• _WHAT YOU WILL DO_
Print the data exactly as it appears, keeping every word.

*** RECORDS SUPPLIED ***

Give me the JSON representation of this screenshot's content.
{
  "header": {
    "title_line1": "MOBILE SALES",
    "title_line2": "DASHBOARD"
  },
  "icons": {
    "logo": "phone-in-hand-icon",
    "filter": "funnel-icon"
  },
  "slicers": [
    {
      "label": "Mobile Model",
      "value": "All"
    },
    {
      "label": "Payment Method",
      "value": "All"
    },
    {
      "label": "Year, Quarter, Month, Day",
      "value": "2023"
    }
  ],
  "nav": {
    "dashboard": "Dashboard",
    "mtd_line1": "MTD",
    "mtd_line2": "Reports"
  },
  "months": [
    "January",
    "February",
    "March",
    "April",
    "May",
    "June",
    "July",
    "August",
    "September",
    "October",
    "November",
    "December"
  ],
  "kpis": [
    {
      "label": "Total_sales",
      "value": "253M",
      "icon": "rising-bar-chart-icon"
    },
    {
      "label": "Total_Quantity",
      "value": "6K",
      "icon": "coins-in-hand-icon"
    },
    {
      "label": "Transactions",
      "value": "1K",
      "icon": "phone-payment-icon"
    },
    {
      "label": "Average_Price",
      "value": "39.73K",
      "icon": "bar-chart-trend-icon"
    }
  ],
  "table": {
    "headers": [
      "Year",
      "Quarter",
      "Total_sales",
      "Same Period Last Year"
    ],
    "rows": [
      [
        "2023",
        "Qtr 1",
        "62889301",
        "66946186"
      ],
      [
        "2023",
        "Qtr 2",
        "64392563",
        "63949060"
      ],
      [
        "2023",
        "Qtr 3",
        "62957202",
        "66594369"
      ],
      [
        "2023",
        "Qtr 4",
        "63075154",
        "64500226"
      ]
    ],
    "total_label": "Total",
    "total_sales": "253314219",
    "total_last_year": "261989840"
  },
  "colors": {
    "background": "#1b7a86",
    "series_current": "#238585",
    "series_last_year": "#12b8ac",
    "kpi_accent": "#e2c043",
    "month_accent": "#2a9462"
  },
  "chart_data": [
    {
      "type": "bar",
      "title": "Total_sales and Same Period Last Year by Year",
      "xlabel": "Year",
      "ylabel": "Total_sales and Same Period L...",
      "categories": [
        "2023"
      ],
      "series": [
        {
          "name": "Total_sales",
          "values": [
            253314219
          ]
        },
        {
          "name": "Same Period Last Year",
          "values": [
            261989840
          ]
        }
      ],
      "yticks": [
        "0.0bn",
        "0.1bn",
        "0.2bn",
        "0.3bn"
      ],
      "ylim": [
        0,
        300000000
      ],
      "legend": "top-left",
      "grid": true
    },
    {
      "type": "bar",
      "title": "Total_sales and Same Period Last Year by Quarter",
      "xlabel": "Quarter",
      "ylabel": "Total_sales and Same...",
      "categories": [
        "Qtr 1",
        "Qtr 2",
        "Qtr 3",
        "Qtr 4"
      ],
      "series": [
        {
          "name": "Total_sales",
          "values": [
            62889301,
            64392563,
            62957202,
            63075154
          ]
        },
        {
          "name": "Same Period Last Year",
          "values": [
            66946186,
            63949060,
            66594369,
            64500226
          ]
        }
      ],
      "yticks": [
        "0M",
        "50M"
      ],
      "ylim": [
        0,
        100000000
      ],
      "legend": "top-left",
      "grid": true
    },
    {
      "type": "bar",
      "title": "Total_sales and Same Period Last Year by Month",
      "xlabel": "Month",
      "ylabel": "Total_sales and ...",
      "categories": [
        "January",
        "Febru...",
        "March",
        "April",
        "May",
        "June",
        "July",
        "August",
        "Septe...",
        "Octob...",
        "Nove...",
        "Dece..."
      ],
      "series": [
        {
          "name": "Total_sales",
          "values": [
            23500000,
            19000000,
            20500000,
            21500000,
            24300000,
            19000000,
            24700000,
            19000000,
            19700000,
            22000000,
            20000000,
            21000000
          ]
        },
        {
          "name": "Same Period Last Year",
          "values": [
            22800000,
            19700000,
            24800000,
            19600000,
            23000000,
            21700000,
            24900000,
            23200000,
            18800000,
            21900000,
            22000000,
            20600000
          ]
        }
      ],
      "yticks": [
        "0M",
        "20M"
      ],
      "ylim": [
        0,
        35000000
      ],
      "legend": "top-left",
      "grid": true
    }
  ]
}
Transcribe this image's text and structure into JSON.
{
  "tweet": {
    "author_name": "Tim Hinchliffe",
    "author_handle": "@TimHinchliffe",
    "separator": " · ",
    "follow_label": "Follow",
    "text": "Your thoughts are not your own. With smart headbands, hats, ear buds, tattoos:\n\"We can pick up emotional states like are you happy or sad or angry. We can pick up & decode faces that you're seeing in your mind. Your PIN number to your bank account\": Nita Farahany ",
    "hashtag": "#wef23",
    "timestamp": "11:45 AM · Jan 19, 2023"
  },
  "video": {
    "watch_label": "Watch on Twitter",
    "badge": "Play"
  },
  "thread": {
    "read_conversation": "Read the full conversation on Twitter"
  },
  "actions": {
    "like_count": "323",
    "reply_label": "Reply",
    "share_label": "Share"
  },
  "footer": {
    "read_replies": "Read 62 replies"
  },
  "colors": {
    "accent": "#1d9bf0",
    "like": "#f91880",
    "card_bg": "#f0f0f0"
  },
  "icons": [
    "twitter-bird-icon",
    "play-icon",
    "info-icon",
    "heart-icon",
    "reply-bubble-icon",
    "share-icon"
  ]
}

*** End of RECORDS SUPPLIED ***

• _WRITTEN SOLUTION_
Give me the JSON representation of this screenshot's content.
{
  "header": {
    "title_line1": "MOBILE SALES",
    "title_line2": "DASHBOARD"
  },
  "icons": {
    "logo": "phone-in-hand-icon",
    "filter": "funnel-icon"
  },
  "slicers": [
    {
      "label": "Mobile Model",
      "value": "All"
    },
    {
      "label": "Payment Method",
      "value": "All"
    },
    {
      "label": "Year, Quarter, Month, Day",
      "value": "2023"
    }
  ],
  "nav": {
    "dashboard": "Dashboard",
    "mtd_line1": "MTD",
    "mtd_line2": "Reports"
  },
  "months": [
    "January",
    "February",
    "March",
    "April",
    "May",
    "June",
    "July",
    "August",
    "September",
    "October",
    "November",
    "December"
  ],
  "kpis": [
    {
      "label": "Total_sales",
      "value": "253M",
      "icon": "rising-bar-chart-icon"
    },
    {
      "label": "Total_Quantity",
      "value": "6K",
      "icon": "coins-in-hand-icon"
    },
    {
      "label": "Transactions",
      "value": "1K",
      "icon": "phone-payment-icon"
    },
    {
      "label": "Average_Price",
      "value": "39.73K",
      "icon": "bar-chart-trend-icon"
    }
  ],
  "table": {
    "headers": [
      "Year",
      "Quarter",
      "Total_sales",
      "Same Period Last Year"
    ],
    "rows": [
      [
        "2023",
        "Qtr 1",
        "62889301",
        "66946186"
      ],
      [
        "2023",
        "Qtr 2",
        "64392563",
        "63949060"
      ],
      [
        "2023",
        "Qtr 3",
        "62957202",
        "66594369"
      ],
      [
        "2023",
        "Qtr 4",
        "63075154",
        "64500226"
      ]
    ],
    "total_label": "Total",
    "total_sales": "253314219",
    "total_last_year": "261989840"
  },
  "colors": {
    "background": "#1b7a86",
    "series_current": "#238585",
    "series_last_year": "#12b8ac",
    "kpi_accent": "#e2c043",
    "month_accent": "#2a9462"
  },
  "chart_data": [
    {
      "type": "bar",
      "title": "Total_sales and Same Period Last Year by Year",
      "xlabel": "Year",
      "ylabel": "Total_sales and Same Period L...",
      "categories": [
        "2023"
      ],
      "series": [
        {
          "name": "Total_sales",
          "values": [
            253314219
          ]
        },
        {
          "name": "Same Period Last Year",
          "values": [
            261989840
          ]
        }
      ],
      "yticks": [
        "0.0bn",
        "0.1bn",
        "0.2bn",
        "0.3bn"
      ],
      "ylim": [
        0,
        300000000
      ],
      "legend": "top-left",
      "grid": true
    },
    {
      "type": "bar",
      "title": "Total_sales and Same Period Last Year by Quarter",
      "xlabel": "Quarter",
      "ylabel": "Total_sales and Same...",
      "categories": [
        "Qtr 1",
        "Qtr 2",
        "Qtr 3",
        "Qtr 4"
      ],
      "series": [
        {
          "name": "Total_sales",
          "values": [
            62889301,
            64392563,
            62957202,
            63075154
          ]
        },
        {
          "name": "Same Period Last Year",
          "values": [
            66946186,
            63949060,
            66594369,
            64500226
          ]
        }
      ],
      "yticks": [
        "0M",
        "50M"
      ],
      "ylim": [
        0,
        100000000
      ],
      "legend": "top-left",
      "grid": true
    },
    {
      "type": "bar",
      "title": "Total_sales and Same Period Last Year by Month",
      "xlabel": "Month",
      "ylabel": "Total_sales and ...",
      "categories": [
        "January",
        "Febru...",
        "March",
        "April",
        "May",
        "June",
        "July",
        "August",
        "Septe...",
        "Octob...",
        "Nove...",
        "Dece..."
      ],
      "series": [
        {
          "name": "Total_sales",
          "values": [
            23500000,
            19000000,
            20500000,
            21500000,
            24300000,
            19000000,
            24700000,
            19000000,
            19700000,
            22000000,
            20000000,
            21000000
          ]
        },
        {
          "name": "Same Period Last Year",
          "values": [
            22800000,
            19700000,
            24800000,
            19600000,
            23000000,
            21700000,
            24900000,
            23200000,
            18800000,
            21900000,
            22000000,
            20600000
          ]
        }
      ],
      "yticks": [
        "0M",
        "20M"
      ],
      "ylim": [
        0,
        35000000
      ],
      "legend": "top-left",
      "grid": true
    }
  ]
}
Transcribe this image's text and structure into JSON.
{
  "tweet": {
    "author_name": "Tim Hinchliffe",
    "author_handle": "@TimHinchliffe",
    "separator": " · ",
    "follow_label": "Follow",
    "text": "Your thoughts are not your own. With smart headbands, hats, ear buds, tattoos:\n\"We can pick up emotional states like are you happy or sad or angry. We can pick up & decode faces that you're seeing in your mind. Your PIN number to your bank account\": Nita Farahany ",
    "hashtag": "#wef23",
    "timestamp": "11:45 AM · Jan 19, 2023"
  },
  "video": {
    "watch_label": "Watch on Twitter",
    "badge": "Play"
  },
  "thread": {
    "read_conversation": "Read the full conversation on Twitter"
  },
  "actions": {
    "like_count": "323",
    "reply_label": "Reply",
    "share_label": "Share"
  },
  "footer": {
    "read_replies": "Read 62 replies"
  },
  "colors": {
    "accent": "#1d9bf0",
    "like": "#f91880",
    "card_bg": "#f0f0f0"
  },
  "icons": [
    "twitter-bird-icon",
    "play-icon",
    "info-icon",
    "heart-icon",
    "reply-bubble-icon",
    "share-icon"
  ]
}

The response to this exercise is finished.